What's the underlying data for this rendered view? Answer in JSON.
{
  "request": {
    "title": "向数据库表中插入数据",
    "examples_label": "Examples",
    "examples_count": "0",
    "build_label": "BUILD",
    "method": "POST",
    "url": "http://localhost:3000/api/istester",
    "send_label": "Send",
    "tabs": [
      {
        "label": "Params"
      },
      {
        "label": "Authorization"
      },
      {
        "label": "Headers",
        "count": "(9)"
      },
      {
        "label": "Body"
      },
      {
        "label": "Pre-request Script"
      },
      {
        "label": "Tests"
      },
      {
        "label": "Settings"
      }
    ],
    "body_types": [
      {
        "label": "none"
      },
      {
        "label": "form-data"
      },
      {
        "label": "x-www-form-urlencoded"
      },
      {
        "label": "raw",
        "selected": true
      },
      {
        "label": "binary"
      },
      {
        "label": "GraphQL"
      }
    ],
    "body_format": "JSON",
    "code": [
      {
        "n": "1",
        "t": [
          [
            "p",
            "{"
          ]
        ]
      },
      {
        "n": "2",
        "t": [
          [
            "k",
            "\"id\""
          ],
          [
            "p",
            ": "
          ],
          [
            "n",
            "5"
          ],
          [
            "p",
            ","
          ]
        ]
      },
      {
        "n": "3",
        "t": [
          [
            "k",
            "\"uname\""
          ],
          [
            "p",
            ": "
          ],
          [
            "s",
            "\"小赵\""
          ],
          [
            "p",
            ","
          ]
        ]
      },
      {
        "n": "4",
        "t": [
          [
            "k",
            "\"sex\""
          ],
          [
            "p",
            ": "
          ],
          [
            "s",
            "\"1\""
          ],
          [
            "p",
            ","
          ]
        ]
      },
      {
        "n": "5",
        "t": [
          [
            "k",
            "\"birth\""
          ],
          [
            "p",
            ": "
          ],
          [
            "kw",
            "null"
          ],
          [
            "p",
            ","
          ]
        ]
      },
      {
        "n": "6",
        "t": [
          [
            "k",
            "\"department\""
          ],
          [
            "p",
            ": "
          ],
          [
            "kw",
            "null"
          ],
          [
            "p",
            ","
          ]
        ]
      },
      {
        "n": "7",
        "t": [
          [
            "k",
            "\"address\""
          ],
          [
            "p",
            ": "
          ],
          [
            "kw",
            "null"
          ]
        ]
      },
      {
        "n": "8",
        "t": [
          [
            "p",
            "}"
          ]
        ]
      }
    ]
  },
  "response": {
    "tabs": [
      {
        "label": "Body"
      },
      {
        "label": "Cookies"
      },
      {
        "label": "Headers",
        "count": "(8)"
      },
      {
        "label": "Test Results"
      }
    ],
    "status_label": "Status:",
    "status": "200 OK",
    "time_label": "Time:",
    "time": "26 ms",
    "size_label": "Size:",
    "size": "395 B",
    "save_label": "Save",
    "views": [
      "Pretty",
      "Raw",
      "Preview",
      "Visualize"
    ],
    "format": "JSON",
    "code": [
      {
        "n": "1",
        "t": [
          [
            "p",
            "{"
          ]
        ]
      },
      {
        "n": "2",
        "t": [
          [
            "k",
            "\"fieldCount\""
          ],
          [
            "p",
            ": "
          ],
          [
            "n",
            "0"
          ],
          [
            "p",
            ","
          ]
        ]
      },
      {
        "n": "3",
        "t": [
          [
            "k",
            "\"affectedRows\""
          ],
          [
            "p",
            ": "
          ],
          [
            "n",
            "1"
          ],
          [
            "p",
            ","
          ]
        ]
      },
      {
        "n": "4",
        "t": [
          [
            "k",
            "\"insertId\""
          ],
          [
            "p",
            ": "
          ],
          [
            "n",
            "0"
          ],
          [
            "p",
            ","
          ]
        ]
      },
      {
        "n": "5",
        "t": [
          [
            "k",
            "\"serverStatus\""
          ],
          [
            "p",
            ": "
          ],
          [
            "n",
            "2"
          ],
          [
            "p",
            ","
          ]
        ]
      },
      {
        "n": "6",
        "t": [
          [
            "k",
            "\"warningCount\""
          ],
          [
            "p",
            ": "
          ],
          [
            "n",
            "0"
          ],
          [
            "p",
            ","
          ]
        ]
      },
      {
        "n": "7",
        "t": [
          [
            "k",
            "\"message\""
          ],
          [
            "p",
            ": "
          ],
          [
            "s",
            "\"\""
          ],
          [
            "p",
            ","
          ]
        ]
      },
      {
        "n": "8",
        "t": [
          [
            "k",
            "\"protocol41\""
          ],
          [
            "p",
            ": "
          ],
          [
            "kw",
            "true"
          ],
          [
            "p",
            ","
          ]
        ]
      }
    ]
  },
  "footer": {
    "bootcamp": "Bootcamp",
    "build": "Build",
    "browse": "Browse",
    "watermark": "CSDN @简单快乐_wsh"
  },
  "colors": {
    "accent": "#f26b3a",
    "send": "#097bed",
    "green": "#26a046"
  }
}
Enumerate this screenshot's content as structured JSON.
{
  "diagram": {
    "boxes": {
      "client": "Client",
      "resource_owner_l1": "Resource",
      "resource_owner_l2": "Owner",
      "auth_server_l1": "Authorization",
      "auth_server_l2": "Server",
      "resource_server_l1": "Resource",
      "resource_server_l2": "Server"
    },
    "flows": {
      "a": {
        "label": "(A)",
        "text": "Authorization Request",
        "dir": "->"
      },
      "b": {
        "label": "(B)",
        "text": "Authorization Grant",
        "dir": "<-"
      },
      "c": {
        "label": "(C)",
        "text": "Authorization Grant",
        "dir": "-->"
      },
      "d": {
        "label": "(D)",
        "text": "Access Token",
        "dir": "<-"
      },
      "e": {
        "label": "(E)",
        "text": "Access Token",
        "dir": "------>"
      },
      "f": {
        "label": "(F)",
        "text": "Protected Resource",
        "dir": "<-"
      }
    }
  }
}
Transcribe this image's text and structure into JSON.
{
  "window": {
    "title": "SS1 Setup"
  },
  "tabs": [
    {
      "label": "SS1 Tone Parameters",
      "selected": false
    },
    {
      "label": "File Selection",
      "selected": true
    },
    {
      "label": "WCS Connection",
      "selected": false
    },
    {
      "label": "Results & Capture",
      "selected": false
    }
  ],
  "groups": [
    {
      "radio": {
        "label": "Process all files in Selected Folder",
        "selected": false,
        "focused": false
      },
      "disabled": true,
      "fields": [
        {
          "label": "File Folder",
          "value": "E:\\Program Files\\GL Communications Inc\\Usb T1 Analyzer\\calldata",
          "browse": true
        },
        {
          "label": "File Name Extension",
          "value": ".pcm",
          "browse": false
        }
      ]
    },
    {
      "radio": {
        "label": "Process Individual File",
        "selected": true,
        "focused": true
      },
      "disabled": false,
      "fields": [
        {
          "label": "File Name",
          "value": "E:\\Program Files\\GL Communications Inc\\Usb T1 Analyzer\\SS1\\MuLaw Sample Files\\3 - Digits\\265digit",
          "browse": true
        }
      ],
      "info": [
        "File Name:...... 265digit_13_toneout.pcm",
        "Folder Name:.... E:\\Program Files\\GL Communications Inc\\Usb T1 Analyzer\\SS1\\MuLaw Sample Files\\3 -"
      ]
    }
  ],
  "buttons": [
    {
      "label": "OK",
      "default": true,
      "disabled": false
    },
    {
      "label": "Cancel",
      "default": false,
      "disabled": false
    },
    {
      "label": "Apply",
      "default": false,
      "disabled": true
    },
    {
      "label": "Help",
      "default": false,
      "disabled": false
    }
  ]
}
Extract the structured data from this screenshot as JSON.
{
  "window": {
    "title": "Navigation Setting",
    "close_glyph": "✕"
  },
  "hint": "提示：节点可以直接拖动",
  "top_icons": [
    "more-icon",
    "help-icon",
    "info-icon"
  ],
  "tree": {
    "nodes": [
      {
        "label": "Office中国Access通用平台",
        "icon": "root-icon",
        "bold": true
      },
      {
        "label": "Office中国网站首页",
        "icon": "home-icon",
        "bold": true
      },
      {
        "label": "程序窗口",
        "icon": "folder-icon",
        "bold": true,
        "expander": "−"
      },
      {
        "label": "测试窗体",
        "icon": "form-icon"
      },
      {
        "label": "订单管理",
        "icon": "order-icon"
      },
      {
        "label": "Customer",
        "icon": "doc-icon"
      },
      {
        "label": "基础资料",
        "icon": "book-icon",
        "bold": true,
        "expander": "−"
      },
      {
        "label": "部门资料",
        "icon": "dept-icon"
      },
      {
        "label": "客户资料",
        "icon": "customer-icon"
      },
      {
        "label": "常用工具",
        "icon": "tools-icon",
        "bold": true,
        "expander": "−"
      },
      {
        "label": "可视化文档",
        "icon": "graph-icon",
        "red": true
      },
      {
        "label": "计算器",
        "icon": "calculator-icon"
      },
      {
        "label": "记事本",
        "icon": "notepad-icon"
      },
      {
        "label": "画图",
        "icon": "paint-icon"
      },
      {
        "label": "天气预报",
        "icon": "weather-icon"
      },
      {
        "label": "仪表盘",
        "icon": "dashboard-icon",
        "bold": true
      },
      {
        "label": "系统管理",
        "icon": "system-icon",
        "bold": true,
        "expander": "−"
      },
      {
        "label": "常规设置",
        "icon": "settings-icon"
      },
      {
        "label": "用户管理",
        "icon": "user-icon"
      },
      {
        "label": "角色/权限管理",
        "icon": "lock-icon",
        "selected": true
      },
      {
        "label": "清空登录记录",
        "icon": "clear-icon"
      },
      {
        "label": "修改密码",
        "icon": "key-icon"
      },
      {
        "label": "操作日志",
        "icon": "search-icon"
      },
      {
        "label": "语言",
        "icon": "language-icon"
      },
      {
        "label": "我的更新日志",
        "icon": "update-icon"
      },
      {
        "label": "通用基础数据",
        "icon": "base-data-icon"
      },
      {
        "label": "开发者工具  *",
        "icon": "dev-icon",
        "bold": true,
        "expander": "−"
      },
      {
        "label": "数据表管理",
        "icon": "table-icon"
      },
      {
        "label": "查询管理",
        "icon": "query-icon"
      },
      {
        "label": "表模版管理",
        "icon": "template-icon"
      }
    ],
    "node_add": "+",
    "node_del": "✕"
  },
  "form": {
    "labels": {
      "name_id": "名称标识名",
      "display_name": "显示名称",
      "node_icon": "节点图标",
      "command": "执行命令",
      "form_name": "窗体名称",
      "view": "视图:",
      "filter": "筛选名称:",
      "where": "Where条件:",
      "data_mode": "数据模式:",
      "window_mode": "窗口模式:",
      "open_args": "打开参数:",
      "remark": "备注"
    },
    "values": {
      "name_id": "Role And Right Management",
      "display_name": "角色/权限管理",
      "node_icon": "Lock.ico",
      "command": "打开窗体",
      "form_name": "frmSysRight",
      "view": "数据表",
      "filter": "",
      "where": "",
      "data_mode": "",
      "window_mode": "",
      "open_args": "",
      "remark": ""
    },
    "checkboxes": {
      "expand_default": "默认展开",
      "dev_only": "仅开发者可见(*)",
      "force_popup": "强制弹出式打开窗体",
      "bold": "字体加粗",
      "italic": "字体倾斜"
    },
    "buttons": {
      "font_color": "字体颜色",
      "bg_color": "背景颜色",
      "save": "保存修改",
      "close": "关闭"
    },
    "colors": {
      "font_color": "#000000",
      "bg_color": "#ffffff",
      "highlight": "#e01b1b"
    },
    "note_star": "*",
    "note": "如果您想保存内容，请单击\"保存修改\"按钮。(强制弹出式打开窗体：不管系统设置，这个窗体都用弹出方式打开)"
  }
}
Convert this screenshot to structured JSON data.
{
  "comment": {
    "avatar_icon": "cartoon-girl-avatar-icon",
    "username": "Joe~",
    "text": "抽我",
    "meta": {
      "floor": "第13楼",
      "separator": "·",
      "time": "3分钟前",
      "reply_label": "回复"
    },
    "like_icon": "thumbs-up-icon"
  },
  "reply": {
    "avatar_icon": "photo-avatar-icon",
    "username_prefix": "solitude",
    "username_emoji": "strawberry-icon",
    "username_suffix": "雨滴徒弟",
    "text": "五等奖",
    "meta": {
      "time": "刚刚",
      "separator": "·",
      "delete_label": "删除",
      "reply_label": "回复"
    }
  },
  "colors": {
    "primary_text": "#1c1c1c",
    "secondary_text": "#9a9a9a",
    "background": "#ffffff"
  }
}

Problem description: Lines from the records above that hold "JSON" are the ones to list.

Result of this task:
What's the underlying data for this rendered view? Answer in JSON.
    "body_format": "JSON",
    "format": "JSON",
Enumerate this screenshot's content as structured JSON.
Transcribe this image's text and structure into JSON.
Extract the structured data from this screenshot as JSON.
Convert this screenshot to structured JSON data.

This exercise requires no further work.